* SOURCE INFORMATION:
*** Begin section ***

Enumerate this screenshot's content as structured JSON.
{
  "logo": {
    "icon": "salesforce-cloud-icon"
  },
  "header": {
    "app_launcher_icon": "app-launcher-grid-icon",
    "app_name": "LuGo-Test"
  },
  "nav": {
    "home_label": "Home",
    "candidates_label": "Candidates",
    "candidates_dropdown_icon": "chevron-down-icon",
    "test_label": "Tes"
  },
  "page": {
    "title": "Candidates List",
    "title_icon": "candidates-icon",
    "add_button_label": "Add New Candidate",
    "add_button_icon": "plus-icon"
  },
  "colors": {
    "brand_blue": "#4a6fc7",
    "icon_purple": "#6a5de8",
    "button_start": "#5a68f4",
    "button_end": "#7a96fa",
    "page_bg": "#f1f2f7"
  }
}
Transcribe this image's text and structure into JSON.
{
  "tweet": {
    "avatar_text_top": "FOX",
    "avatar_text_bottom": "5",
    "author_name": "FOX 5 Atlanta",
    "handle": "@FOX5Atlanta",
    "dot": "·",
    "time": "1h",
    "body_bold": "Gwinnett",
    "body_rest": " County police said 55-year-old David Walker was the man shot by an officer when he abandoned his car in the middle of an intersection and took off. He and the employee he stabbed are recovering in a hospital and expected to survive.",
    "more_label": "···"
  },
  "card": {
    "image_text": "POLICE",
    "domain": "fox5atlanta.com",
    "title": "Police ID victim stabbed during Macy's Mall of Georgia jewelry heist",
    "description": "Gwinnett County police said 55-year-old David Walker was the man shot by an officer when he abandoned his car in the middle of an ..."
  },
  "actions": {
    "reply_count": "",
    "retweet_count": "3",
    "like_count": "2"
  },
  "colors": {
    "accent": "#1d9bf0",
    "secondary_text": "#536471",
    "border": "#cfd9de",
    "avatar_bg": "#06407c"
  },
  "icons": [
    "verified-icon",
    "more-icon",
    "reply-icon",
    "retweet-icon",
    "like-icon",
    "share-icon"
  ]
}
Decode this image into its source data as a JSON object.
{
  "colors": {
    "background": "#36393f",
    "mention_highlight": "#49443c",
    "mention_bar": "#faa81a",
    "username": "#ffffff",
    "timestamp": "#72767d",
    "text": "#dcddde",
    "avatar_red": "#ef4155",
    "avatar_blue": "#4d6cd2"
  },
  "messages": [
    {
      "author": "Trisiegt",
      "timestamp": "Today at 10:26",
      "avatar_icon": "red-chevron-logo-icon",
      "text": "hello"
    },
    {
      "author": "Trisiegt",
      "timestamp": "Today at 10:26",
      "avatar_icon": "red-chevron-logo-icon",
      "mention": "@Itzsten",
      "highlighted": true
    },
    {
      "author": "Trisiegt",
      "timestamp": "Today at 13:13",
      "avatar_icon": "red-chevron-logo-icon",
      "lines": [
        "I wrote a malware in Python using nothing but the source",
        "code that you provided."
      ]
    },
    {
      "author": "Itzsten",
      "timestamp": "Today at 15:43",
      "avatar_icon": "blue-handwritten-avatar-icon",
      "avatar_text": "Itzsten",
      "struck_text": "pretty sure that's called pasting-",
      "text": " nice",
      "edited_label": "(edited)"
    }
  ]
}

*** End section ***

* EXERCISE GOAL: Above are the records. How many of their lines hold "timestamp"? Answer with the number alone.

* RESULT OF THIS TASK: 5